Fur Flies in Hearing on ATF's "Fast and Furious" Campaign
The two parties exchange vicious volleys as AG Eric Holder defends and denies.
Attorney General Eric Holder took the hot seat yesterday for an extraordinary sixth time in the House's probe into Operation Fast and Furious, an ATF gun-trafficking boondoggle that resulted in few arrests but lost 2,000 weapons and led to the death of a Border Patrol agent in a shootout. The agent's parents filed a $25 million wrongful death claim against the government earlier this week. Thus the scene was set.
Republicans on the House Oversight Committee ratched up their rhetoric, repeating charges of a cover-up by the nation's top justice cop and demanding his resignation.

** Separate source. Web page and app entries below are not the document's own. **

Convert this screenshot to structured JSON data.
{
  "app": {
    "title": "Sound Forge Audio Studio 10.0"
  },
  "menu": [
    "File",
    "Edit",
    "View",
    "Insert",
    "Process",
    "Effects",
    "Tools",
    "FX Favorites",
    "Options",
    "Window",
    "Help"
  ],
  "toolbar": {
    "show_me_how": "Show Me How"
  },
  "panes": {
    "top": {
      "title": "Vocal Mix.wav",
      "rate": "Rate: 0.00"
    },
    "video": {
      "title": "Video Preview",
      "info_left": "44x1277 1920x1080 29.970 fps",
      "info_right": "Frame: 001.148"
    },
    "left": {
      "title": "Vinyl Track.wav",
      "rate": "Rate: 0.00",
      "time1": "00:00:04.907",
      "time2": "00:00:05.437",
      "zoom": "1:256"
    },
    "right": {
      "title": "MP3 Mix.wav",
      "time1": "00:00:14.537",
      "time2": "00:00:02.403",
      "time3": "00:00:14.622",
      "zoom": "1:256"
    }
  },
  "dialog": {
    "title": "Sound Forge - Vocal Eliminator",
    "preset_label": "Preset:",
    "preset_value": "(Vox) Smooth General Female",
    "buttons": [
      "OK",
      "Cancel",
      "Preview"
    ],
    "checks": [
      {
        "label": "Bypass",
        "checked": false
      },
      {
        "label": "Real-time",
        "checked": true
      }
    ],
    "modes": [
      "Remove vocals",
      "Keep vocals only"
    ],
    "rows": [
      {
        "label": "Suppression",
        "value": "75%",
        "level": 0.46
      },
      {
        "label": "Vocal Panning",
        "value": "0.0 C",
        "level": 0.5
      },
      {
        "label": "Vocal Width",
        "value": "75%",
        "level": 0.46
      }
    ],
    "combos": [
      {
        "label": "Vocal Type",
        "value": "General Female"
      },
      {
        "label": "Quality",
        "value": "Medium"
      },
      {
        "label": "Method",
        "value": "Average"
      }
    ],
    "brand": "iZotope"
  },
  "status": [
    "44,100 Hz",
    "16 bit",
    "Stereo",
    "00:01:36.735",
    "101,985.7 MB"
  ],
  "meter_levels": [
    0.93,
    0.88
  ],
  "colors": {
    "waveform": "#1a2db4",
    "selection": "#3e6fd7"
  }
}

They called the botched ops a sinister plot by the Obama administration to actually spark gun violence in order to justify a firearms crackdown.
But Democrats blasted back, once again arguing that the failed strategy, which Holder opened in late 2009 and shut in early 2011, had originally been executed on a smaller scale by the Bush administration without GOP complaints and that the yearlong investigation had lost all point except for election-year partisan politics. They called it a "witch-hunt" and compared the Republicans to the Queen of Hearts who declared guilt first and then went looking for facts.
Holder, too, played his role, repeating denials that he authorized Fast and Furious or its cover-up.